**** Provided records ****

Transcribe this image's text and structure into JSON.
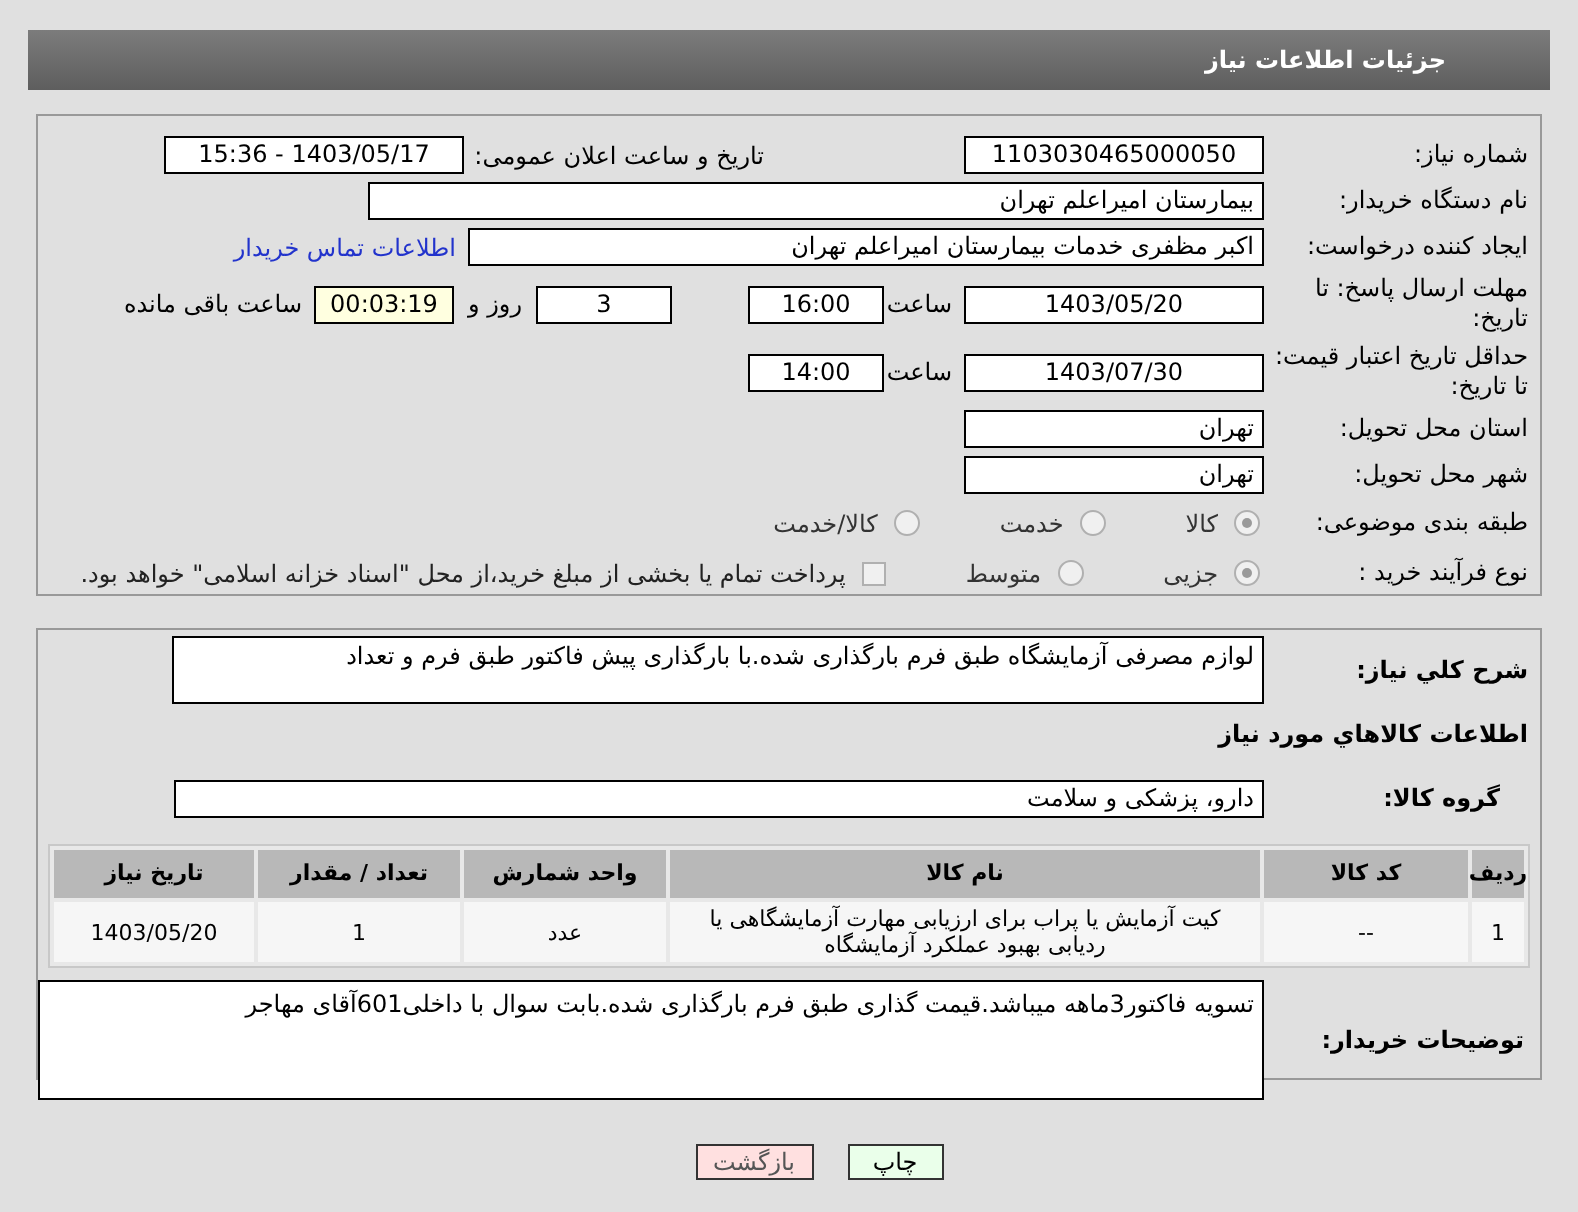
{
  "header": {
    "title": "جزئیات اطلاعات نیاز"
  },
  "need_number": {
    "label": "شماره نیاز:",
    "value": "1103030465000050"
  },
  "announce": {
    "label": "تاریخ و ساعت اعلان عمومی:",
    "value": "1403/05/17 - 15:36"
  },
  "buyer_org": {
    "label": "نام دستگاه خریدار:",
    "value": "بیمارستان امیراعلم تهران"
  },
  "requester": {
    "label": "ایجاد کننده درخواست:",
    "value": "اکبر مظفری خدمات بیمارستان امیراعلم تهران",
    "link": "اطلاعات تماس خریدار"
  },
  "reply_deadline": {
    "label": "مهلت ارسال پاسخ: تا تاریخ:",
    "date": "1403/05/20",
    "time_label": "ساعت",
    "time": "16:00",
    "days": "3",
    "days_label": "روز و",
    "remaining": "00:03:19",
    "remaining_label": "ساعت باقی مانده"
  },
  "price_validity": {
    "label": "حداقل تاریخ اعتبار قیمت: تا تاریخ:",
    "date": "1403/07/30",
    "time_label": "ساعت",
    "time": "14:00"
  },
  "province": {
    "label": "استان محل تحویل:",
    "value": "تهران"
  },
  "city": {
    "label": "شهر محل تحویل:",
    "value": "تهران"
  },
  "category": {
    "label": "طبقه بندی موضوعی:",
    "options": [
      {
        "label": "کالا",
        "selected": true
      },
      {
        "label": "خدمت",
        "selected": false
      },
      {
        "label": "کالا/خدمت",
        "selected": false
      }
    ]
  },
  "process": {
    "label": "نوع فرآیند خرید :",
    "options": [
      {
        "label": "جزیی",
        "selected": true
      },
      {
        "label": "متوسط",
        "selected": false
      }
    ],
    "treasury": {
      "label": "پرداخت تمام یا بخشی از مبلغ خرید،از محل \"اسناد خزانه اسلامی\" خواهد بود.",
      "checked": false
    }
  },
  "description": {
    "label": "شرح كلي نياز:",
    "value": "لوازم مصرفی آزمایشگاه طبق فرم بارگذاری شده.با بارگذاری پیش فاکتور طبق فرم و تعداد"
  },
  "goods_heading": "اطلاعات كالاهاي مورد نياز",
  "goods_group": {
    "label": "گروه کالا:",
    "value": "دارو، پزشکی و سلامت"
  },
  "table": {
    "columns": [
      "ردیف",
      "کد کالا",
      "نام کالا",
      "واحد شمارش",
      "تعداد / مقدار",
      "تاریخ نیاز"
    ],
    "rows": [
      [
        "1",
        "--",
        "کیت آزمایش یا پراب برای ارزیابی مهارت آزمایشگاهی یا ردیابی بهبود عملکرد آزمایشگاه",
        "عدد",
        "1",
        "1403/05/20"
      ]
    ]
  },
  "buyer_notes": {
    "label": "توضیحات خریدار:",
    "value": "تسویه فاکتور3ماهه میباشد.قیمت گذاری طبق فرم بارگذاری شده.بابت سوال با داخلی601آقای مهاجر"
  },
  "buttons": [
    {
      "label": "چاپ",
      "kind": "print"
    },
    {
      "label": "بازگشت",
      "kind": "back"
    }
  ]
}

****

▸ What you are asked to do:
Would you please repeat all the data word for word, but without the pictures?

▸ Response below:
Transcribe this image's text and structure into JSON.
{
  "header": {
    "title": "جزئیات اطلاعات نیاز"
  },
  "need_number": {
    "label": "شماره نیاز:",
    "value": "1103030465000050"
  },
  "announce": {
    "label": "تاریخ و ساعت اعلان عمومی:",
    "value": "1403/05/17 - 15:36"
  },
  "buyer_org": {
    "label": "نام دستگاه خریدار:",
    "value": "بیمارستان امیراعلم تهران"
  },
  "requester": {
    "label": "ایجاد کننده درخواست:",
    "value": "اکبر مظفری خدمات بیمارستان امیراعلم تهران",
    "link": "اطلاعات تماس خریدار"
  },
  "reply_deadline": {
    "label": "مهلت ارسال پاسخ: تا تاریخ:",
    "date": "1403/05/20",
    "time_label": "ساعت",
    "time": "16:00",
    "days": "3",
    "days_label": "روز و",
    "remaining": "00:03:19",
    "remaining_label": "ساعت باقی مانده"
  },
  "price_validity": {
    "label": "حداقل تاریخ اعتبار قیمت: تا تاریخ:",
    "date": "1403/07/30",
    "time_label": "ساعت",
    "time": "14:00"
  },
  "province": {
    "label": "استان محل تحویل:",
    "value": "تهران"
  },
  "city": {
    "label": "شهر محل تحویل:",
    "value": "تهران"
  },
  "category": {
    "label": "طبقه بندی موضوعی:",
    "options": [
      {
        "label": "کالا",
        "selected": true
      },
      {
        "label": "خدمت",
        "selected": false
      },
      {
        "label": "کالا/خدمت",
        "selected": false
      }
    ]
  },
  "process": {
    "label": "نوع فرآیند خرید :",
    "options": [
      {
        "label": "جزیی",
        "selected": true
      },
      {
        "label": "متوسط",
        "selected": false
      }
    ],
    "treasury": {
      "label": "پرداخت تمام یا بخشی از مبلغ خرید،از محل \"اسناد خزانه اسلامی\" خواهد بود.",
      "checked": false
    }
  },
  "description": {
    "label": "شرح كلي نياز:",
    "value": "لوازم مصرفی آزمایشگاه طبق فرم بارگذاری شده.با بارگذاری پیش فاکتور طبق فرم و تعداد"
  },
  "goods_heading": "اطلاعات كالاهاي مورد نياز",
  "goods_group": {
    "label": "گروه کالا:",
    "value": "دارو، پزشکی و سلامت"
  },
  "table": {
    "columns": [
      "ردیف",
      "کد کالا",
      "نام کالا",
      "واحد شمارش",
      "تعداد / مقدار",
      "تاریخ نیاز"
    ],
    "rows": [
      [
        "1",
        "--",
        "کیت آزمایش یا پراب برای ارزیابی مهارت آزمایشگاهی یا ردیابی بهبود عملکرد آزمایشگاه",
        "عدد",
        "1",
        "1403/05/20"
      ]
    ]
  },
  "buyer_notes": {
    "label": "توضیحات خریدار:",
    "value": "تسویه فاکتور3ماهه میباشد.قیمت گذاری طبق فرم بارگذاری شده.بابت سوال با داخلی601آقای مهاجر"
  },
  "buttons": [
    {
      "label": "چاپ",
      "kind": "print"
    },
    {
      "label": "بازگشت",
      "kind": "back"
    }
  ]
}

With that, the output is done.